Yes, it’s daunting work, it will require our complete surrender, a coordinated effort of the entire Body of Christ, and we may never see it complete, but this is our vision – this is God’s vision; a vision of hope for all creation. Will we sing Mary’s revolutionary song of hope in God’s community-restoring, world-renewing, peace-creating work of salvation coming to life in Jesus Christ? What needs reversal in our own hearts? How is God convicting us to join the work of reversal in this community and beyond? I don’t know where you’ve placed your hope this morning, but I want you to know that the cause of Jesus Christ is the only cause that has a future today. Hope in anything else is no hope at all.

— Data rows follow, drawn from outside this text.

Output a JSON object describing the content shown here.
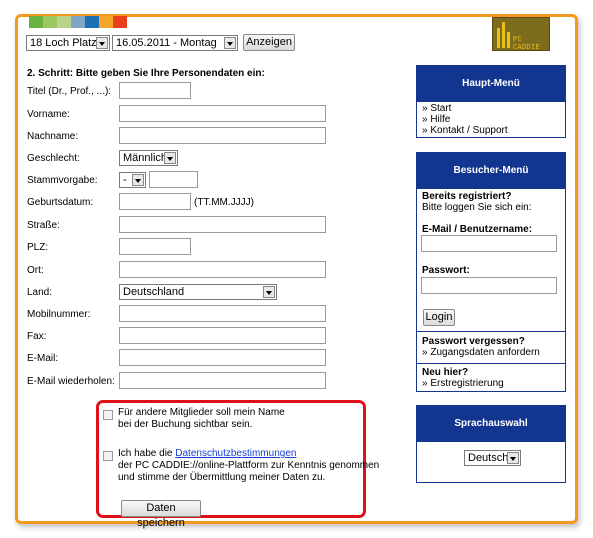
{
  "colors": {
    "frame_border": "#f29a1f",
    "panel_blue": "#12358f",
    "highlight_red": "#e0101a",
    "link": "#1a3ecf",
    "strip": [
      "#6ab23e",
      "#9cc862",
      "#b8d48a",
      "#7fa6c7",
      "#1f6fb5",
      "#f4a52a",
      "#e8401c"
    ]
  },
  "logo": {
    "text": "PC CADDIE",
    "icon": "golf-bars-logo"
  },
  "toolbar": {
    "course_select": "18 Loch Platz",
    "date_select": "16.05.2011 - Montag",
    "show_button": "Anzeigen"
  },
  "form": {
    "step_title": "2. Schritt: Bitte geben Sie Ihre Personendaten ein:",
    "fields": {
      "titel": "Titel (Dr., Prof., ...):",
      "vorname": "Vorname:",
      "nachname": "Nachname:",
      "geschlecht": "Geschlecht:",
      "geschlecht_value": "Männlich",
      "stammvorgabe": "Stammvorgabe:",
      "stammvorgabe_sign": "-",
      "geburtsdatum": "Geburtsdatum:",
      "geburtsdatum_hint": "(TT.MM.JJJJ)",
      "strasse": "Straße:",
      "plz": "PLZ:",
      "ort": "Ort:",
      "land": "Land:",
      "land_value": "Deutschland",
      "mobil": "Mobilnummer:",
      "fax": "Fax:",
      "email": "E-Mail:",
      "email_repeat": "E-Mail wiederholen:"
    },
    "consent": {
      "visibility_line1": "Für andere Mitglieder soll mein Name",
      "visibility_line2": "bei der Buchung sichtbar sein.",
      "privacy_prefix": "Ich habe die ",
      "privacy_link": "Datenschutzbestimmungen",
      "privacy_line2": "der PC CADDIE://online-Plattform zur Kenntnis genommen",
      "privacy_line3": "und stimme der Übermittlung meiner Daten zu.",
      "visibility_checked": false,
      "privacy_checked": false
    },
    "save_button": "Daten speichern"
  },
  "sidebar": {
    "main_menu": {
      "title": "Haupt-Menü",
      "items": [
        "» Start",
        "» Hilfe",
        "» Kontakt / Support"
      ]
    },
    "visitor_menu": {
      "title": "Besucher-Menü",
      "registered_heading": "Bereits registriert?",
      "registered_text": "Bitte loggen Sie sich ein:",
      "email_label": "E-Mail / Benutzername:",
      "password_label": "Passwort:",
      "login_button": "Login",
      "forgot_heading": "Passwort vergessen?",
      "forgot_link": "» Zugangsdaten anfordern",
      "new_heading": "Neu hier?",
      "new_link": "» Erstregistrierung"
    },
    "language": {
      "title": "Sprachauswahl",
      "selected": "Deutsch"
    }
  }
}
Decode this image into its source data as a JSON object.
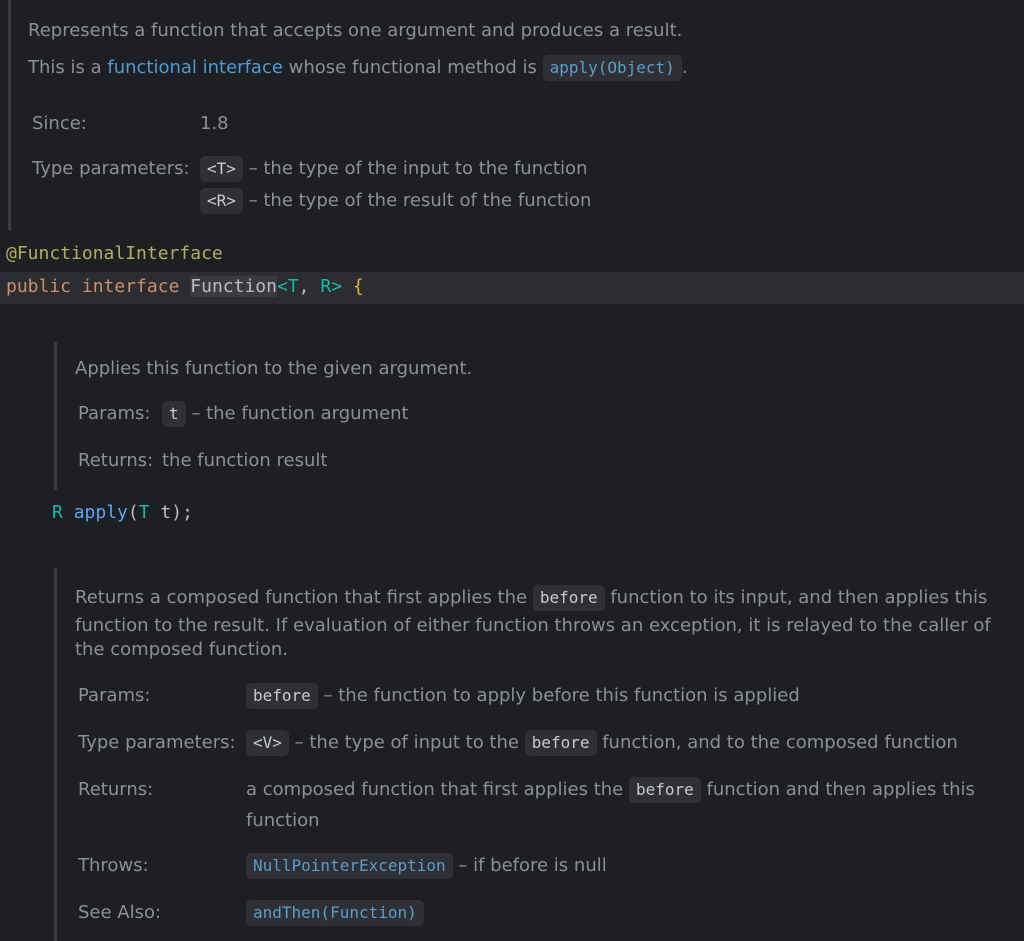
{
  "colors": {
    "background": "#1e1f22",
    "doc_text": "#8c9097",
    "keyword": "#cf8e6d",
    "annotation": "#b3ae60",
    "type_param": "#16baac",
    "method": "#56a8f5",
    "link": "#4f9bd6"
  },
  "interface_doc": {
    "summary": "Represents a function that accepts one argument and produces a result.",
    "functional_prefix": "This is a ",
    "functional_link": "functional interface",
    "functional_mid": " whose functional method is ",
    "functional_method": "apply(Object)",
    "functional_suffix": ".",
    "since_label": "Since:",
    "since_value": "1.8",
    "type_params_label": "Type parameters:",
    "tp1_name": "<T>",
    "tp1_desc": " – the type of the input to the function",
    "tp2_name": "<R>",
    "tp2_desc": " – the type of the result of the function"
  },
  "code": {
    "annotation": "@FunctionalInterface",
    "kw_public": "public",
    "kw_interface": "interface",
    "class_name": "Function",
    "generic_open": "<",
    "generic_T": "T",
    "generic_sep": ", ",
    "generic_R": "R",
    "generic_close": ">",
    "brace": "{",
    "apply_return": "R",
    "apply_name": "apply",
    "apply_open": "(",
    "apply_param_type": "T",
    "apply_param_name": " t",
    "apply_close": ");"
  },
  "apply_doc": {
    "summary": "Applies this function to the given argument.",
    "params_label": "Params:",
    "param_name": "t",
    "param_desc": " – the function argument",
    "returns_label": "Returns:",
    "returns_desc": "the function result"
  },
  "compose_doc": {
    "summary_a": "Returns a composed function that first applies the ",
    "summary_code": "before",
    "summary_b": " function to its input, and then applies this",
    "summary_line2": "function to the result. If evaluation of either function throws an exception, it is relayed to the caller of",
    "summary_line3": "the composed function.",
    "params_label": "Params:",
    "param_name": "before",
    "param_desc": " – the function to apply before this function is applied",
    "type_params_label": "Type parameters:",
    "tp_name": "<V>",
    "tp_desc_a": " – the type of input to the ",
    "tp_code": "before",
    "tp_desc_b": " function, and to the composed function",
    "returns_label": "Returns:",
    "returns_a": "a composed function that first applies the ",
    "returns_code": "before",
    "returns_b": " function and then applies this",
    "returns_line2": "function",
    "throws_label": "Throws:",
    "throws_name": "NullPointerException",
    "throws_desc": " – if before is null",
    "see_also_label": "See Also:",
    "see_also_link": "andThen(Function)"
  }
}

Oh, come, our Dayspring from on high, and cheer us by your drawing nigh, Disperse the gloomy clouds of night, and death’s dark shadows put to flight. Oh, come, Desire of nations, bind  in one the hearts of all mankind;  Oh, bid our sad divisions cease, And be yourself our King of Peace. Come thou long expected Jesus, born to set thy people free! Born to reign in us forever, now thy gracious kingdom bring!


[1] David Benner, The Gift of Being Yourself: The Sacred Call to Self-Discovery (Downers Grove, IL: IVP Books, 2004), 69-70.

Wendell Berry on Protest that Endures

Wendell BerryWe are living in the most destructive and, hence, the most stupid period of the history of our species. The list of its undeniable abominations is long and hardly bearable. And these abominations are not balanced or compensated or atoned for by the list, endlessly reiterated, of our scientific achievements. Some people are moved, now and again, to deplore one abomination or another. Others… deplore the whole list and its causes. Much protest is naive; it expects quick, visible improvement and despairs and gives up when such improvement does not come. Protesters who hold out longer have perhaps understood that success is not the proper goal. If protest depended on success, there would be little protest of any durability or significance. History simply affords too little evidence that anyone’s individual protest is of any use. Protest that endures, I think, is moved by a hope far more modest than that of public success: namely, the hope of preserving qualities in one’s own heart and spirit that would be destroyed by acquiescence.

– Wendell Berry, A Poem of Difficult Hope